America should pay more attention to Mexico. We should offer them whatever assistance we can to help them deal with the problems of the drug gangs — and we should take the steps necessary to make sure that our border is secure and the violence cannot spill over into our country.
Juarez, incidentally, is right across the border from El Paso, Texas and within a stone’s throw of Fort Bliss. The continuing drug war violence in Mexico is just another reason why one of our national priorities should be securing the southern border, to make sure that the violence in Mexico does not spill over into the United States.
The overall death toll from the Mexican drug wars is even more amazing. Experts estimate that 22,000 people have been killed by drug-related violence in the last four years. Consider that slightly more than 5500 Americans have died in the fighting in Afghanistan and Iraq since those conflicts began in 2001 and 2003, respectively. Four times as many Mexicans have been killed, and in a shorter time frame!

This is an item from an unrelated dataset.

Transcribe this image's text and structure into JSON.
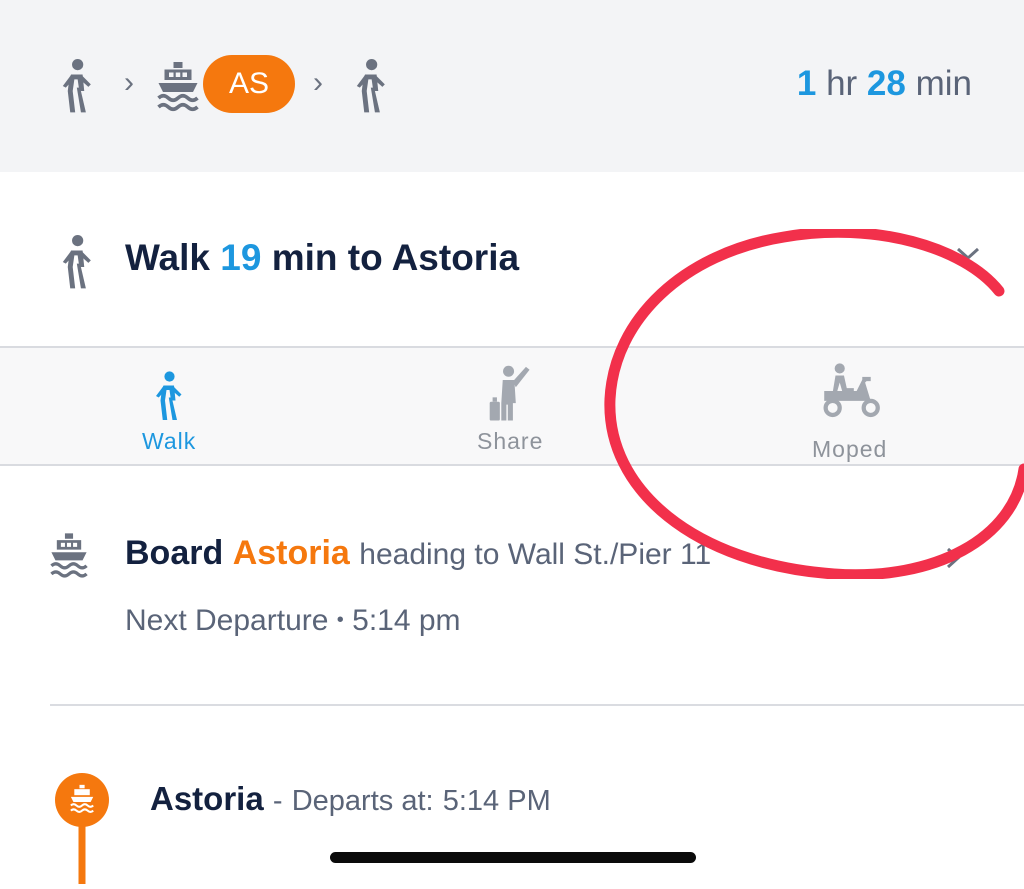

This is bad news for America on multiple levels. No country wants to have lawlessness on its border, and if Mexican drug gangs are bold enough to ambush leading politicians on public streets in Mexico, they likely are bold enough to try to cross over into American territory if they think it would benefit them. Moreover, law-abiding Mexicans will not long tolerate living in a country where criminal violence reaches such levels and gangland killings go unpunished. Those who are concerned about illegal immigration into America should be especially concerned that Mexico does not devolve into a state of criminal anarchy and chaos, because the flood of illegal immigrants that will result will dwarf what has happened to date.
I’ve posted before on the terrible problems in Mexico with drug gangs and killings. Unfortunately, the problem seems to be getting progressively worse. In the last few days American citizens who worked at the U.S. consulate in Juarez were gunned down, and Juarez now is one of the most dangerous cities in the world. According to this article, the onslaught of violence is causing middle class Mexicans to flee the city, which may mean that the city will simply spiral downward into more violence and, ultimately, complete disorder and chaos.
Mexico has never been a real focus of our foreign policy, but that clearly needs to change. Mexico and the U.S. share a border hundreds of miles long. The fact that there are armed gangs roaming the streets directly across the border, killing people with apparent impunity and the direction of drug lords, obviously is not good for our security in this country. The possibility that the over-the-top violence could spill over into this country should be of concern to every American.